- Opening Delimiter -
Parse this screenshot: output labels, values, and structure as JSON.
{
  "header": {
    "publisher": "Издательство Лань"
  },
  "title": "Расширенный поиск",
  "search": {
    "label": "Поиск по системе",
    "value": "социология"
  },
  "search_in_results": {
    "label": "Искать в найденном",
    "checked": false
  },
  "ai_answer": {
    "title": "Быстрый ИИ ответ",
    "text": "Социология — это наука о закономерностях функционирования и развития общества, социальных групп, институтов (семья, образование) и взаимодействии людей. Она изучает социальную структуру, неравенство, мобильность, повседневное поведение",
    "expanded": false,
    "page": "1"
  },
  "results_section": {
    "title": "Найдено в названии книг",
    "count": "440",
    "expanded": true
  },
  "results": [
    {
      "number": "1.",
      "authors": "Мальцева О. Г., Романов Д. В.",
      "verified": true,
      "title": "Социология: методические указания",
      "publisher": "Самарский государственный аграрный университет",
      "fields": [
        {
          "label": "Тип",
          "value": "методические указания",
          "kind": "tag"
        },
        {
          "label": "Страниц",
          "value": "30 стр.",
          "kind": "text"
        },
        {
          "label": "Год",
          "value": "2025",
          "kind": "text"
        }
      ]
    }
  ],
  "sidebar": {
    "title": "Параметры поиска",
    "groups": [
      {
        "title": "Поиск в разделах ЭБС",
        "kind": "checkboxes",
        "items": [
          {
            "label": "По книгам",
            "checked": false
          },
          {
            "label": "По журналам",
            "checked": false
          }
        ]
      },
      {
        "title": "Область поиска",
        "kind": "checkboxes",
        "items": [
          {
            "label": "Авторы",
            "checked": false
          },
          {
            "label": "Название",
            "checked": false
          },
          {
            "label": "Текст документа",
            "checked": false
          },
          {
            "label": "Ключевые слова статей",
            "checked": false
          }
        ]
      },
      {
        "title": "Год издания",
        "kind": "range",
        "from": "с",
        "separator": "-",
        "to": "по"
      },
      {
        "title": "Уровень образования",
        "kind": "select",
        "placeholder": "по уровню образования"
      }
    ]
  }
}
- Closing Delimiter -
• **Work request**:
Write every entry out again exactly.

• **Exercise response**:
Parse this screenshot: output labels, values, and structure as JSON.
{
  "header": {
    "publisher": "Издательство Лань"
  },
  "title": "Расширенный поиск",
  "search": {
    "label": "Поиск по системе",
    "value": "социология"
  },
  "search_in_results": {
    "label": "Искать в найденном",
    "checked": false
  },
  "ai_answer": {
    "title": "Быстрый ИИ ответ",
    "text": "Социология — это наука о закономерностях функционирования и развития общества, социальных групп, институтов (семья, образование) и взаимодействии людей. Она изучает социальную структуру, неравенство, мобильность, повседневное поведение",
    "expanded": false,
    "page": "1"
  },
  "results_section": {
    "title": "Найдено в названии книг",
    "count": "440",
    "expanded": true
  },
  "results": [
    {
      "number": "1.",
      "authors": "Мальцева О. Г., Романов Д. В.",
      "verified": true,
      "title": "Социология: методические указания",
      "publisher": "Самарский государственный аграрный университет",
      "fields": [
        {
          "label": "Тип",
          "value": "методические указания",
          "kind": "tag"
        },
        {
          "label": "Страниц",
          "value": "30 стр.",
          "kind": "text"
        },
        {
          "label": "Год",
          "value": "2025",
          "kind": "text"
        }
      ]
    }
  ],
  "sidebar": {
    "title": "Параметры поиска",
    "groups": [
      {
        "title": "Поиск в разделах ЭБС",
        "kind": "checkboxes",
        "items": [
          {
            "label": "По книгам",
            "checked": false
          },
          {
            "label": "По журналам",
            "checked": false
          }
        ]
      },
      {
        "title": "Область поиска",
        "kind": "checkboxes",
        "items": [
          {
            "label": "Авторы",
            "checked": false
          },
          {
            "label": "Название",
            "checked": false
          },
          {
            "label": "Текст документа",
            "checked": false
          },
          {
            "label": "Ключевые слова статей",
            "checked": false
          }
        ]
      },
      {
        "title": "Год издания",
        "kind": "range",
        "from": "с",
        "separator": "-",
        "to": "по"
      },
      {
        "title": "Уровень образования",
        "kind": "select",
        "placeholder": "по уровню образования"
      }
    ]
  }
}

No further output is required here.